[Dataset entries]
━━━━━━━━━━━━━━━━━━━━

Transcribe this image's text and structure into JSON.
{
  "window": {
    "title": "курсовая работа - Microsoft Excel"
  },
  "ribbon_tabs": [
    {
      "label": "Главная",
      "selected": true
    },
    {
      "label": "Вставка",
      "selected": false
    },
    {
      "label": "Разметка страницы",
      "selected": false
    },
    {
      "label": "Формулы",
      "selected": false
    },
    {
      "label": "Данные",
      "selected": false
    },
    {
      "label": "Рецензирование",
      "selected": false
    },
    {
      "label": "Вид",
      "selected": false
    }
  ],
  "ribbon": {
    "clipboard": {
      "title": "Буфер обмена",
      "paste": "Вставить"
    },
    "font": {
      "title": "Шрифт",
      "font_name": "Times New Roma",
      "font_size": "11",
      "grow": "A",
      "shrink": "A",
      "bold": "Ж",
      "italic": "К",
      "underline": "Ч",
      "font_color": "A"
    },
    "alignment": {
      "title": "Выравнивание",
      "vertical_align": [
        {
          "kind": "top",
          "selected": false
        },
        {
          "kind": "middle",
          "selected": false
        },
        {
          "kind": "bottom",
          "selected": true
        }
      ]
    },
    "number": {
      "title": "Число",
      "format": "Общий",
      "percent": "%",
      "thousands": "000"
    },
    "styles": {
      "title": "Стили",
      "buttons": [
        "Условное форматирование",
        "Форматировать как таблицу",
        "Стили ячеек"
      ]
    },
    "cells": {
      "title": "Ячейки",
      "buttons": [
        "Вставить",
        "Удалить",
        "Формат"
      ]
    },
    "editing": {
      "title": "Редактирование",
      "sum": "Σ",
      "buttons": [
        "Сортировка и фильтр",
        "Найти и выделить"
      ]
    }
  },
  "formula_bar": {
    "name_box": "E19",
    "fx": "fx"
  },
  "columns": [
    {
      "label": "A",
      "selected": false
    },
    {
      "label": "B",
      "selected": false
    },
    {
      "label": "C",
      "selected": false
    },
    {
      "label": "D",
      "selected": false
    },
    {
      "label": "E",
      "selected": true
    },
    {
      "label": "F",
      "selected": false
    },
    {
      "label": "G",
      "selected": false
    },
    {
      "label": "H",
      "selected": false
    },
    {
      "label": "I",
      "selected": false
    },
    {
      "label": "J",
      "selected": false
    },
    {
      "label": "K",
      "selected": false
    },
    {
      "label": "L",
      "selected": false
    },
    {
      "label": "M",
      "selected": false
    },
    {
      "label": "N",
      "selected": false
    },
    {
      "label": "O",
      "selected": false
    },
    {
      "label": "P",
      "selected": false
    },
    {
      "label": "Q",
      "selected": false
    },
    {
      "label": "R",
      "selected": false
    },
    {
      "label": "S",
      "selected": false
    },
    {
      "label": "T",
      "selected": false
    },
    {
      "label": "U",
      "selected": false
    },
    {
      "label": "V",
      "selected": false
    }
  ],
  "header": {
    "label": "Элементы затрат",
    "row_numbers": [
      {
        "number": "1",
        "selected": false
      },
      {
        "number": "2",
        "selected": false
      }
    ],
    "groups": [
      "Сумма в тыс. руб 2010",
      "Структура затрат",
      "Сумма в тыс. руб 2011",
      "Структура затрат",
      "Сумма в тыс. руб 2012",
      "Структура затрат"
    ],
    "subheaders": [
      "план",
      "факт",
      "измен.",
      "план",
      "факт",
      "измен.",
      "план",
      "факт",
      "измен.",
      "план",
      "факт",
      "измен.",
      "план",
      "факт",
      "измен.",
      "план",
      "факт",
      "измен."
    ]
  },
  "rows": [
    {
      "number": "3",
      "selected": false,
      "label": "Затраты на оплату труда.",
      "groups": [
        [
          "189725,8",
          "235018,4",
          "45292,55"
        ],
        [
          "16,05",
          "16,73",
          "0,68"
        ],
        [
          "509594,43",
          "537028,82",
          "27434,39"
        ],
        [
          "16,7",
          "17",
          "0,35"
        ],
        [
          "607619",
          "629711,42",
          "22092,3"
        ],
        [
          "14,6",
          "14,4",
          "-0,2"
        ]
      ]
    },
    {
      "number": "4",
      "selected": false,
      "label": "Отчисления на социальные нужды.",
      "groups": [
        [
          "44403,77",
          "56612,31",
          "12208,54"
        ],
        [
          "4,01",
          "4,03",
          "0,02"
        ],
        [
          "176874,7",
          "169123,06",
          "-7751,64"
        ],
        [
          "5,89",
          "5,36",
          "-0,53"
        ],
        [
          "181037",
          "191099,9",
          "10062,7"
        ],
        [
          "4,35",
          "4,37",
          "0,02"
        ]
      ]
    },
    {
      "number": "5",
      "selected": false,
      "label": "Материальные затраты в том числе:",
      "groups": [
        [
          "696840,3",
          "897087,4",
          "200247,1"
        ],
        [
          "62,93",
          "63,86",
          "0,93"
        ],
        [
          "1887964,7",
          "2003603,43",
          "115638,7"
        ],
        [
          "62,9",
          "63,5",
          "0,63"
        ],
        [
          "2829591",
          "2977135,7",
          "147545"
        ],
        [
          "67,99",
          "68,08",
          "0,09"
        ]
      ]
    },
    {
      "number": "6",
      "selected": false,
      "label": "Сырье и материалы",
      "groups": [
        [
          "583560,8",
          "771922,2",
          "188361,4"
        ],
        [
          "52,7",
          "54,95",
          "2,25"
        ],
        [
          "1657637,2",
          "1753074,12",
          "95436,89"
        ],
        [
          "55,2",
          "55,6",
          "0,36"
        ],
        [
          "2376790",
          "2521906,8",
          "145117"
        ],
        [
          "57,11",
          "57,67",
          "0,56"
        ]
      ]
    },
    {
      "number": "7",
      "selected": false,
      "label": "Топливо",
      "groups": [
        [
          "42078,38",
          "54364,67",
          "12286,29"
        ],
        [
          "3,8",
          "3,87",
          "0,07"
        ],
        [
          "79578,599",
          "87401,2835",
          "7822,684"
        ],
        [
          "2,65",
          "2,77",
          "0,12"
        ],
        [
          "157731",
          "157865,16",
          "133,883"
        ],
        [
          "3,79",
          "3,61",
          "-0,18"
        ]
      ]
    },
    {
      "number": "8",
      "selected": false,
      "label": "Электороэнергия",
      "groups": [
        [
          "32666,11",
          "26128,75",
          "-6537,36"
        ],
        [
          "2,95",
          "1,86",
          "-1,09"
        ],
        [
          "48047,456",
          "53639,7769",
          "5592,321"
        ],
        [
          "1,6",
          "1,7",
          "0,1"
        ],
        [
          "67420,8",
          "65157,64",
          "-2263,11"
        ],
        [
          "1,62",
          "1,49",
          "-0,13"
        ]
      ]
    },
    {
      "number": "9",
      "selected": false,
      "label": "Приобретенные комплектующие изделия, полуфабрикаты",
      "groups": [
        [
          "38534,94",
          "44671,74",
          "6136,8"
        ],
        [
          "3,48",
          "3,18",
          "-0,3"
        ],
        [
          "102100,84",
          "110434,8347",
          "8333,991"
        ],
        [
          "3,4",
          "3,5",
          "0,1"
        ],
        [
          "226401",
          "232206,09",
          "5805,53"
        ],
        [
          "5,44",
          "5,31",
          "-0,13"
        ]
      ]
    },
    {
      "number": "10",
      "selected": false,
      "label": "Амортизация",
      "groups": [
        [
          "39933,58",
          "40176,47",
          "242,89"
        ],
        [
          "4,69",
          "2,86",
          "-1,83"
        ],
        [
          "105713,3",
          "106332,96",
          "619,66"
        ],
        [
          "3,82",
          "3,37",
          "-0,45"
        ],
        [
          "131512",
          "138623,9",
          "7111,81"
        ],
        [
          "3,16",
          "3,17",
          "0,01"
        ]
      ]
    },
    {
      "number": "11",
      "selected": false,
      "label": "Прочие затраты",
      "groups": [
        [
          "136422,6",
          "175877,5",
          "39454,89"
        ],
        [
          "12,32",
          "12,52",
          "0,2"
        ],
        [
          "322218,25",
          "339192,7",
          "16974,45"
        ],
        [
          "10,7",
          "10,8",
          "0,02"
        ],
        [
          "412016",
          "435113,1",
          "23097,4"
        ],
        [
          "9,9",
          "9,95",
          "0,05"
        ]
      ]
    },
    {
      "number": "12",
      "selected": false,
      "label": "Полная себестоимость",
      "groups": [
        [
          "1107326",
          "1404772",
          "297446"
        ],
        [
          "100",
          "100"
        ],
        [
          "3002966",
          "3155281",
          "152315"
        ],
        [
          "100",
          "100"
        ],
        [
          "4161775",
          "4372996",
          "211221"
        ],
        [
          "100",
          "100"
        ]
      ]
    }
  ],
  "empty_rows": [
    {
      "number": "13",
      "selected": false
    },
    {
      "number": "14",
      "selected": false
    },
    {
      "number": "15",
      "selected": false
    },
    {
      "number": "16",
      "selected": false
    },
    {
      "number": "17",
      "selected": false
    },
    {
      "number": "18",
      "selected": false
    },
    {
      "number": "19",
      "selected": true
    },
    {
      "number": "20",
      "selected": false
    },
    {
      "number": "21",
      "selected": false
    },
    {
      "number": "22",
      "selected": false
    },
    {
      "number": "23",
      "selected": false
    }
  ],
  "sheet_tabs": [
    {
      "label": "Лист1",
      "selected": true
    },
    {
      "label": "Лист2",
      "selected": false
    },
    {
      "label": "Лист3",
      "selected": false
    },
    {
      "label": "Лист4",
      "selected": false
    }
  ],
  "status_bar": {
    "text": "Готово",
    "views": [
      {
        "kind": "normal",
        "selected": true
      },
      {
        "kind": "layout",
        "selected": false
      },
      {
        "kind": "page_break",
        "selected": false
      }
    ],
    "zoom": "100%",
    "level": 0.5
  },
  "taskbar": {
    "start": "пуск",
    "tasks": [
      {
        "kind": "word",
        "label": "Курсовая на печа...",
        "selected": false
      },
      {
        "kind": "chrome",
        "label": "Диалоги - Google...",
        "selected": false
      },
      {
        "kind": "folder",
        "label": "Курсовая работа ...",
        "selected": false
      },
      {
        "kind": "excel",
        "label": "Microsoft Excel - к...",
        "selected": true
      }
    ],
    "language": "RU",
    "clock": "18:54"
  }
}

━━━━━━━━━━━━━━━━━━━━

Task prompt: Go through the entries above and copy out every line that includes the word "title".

Answer space:
    "title": "курсовая работа - Microsoft Excel"
      "title": "Буфер обмена",
      "title": "Шрифт",
      "title": "Выравнивание",
      "title": "Число",
      "title": "Стили",
      "title": "Ячейки",
      "title": "Редактирование",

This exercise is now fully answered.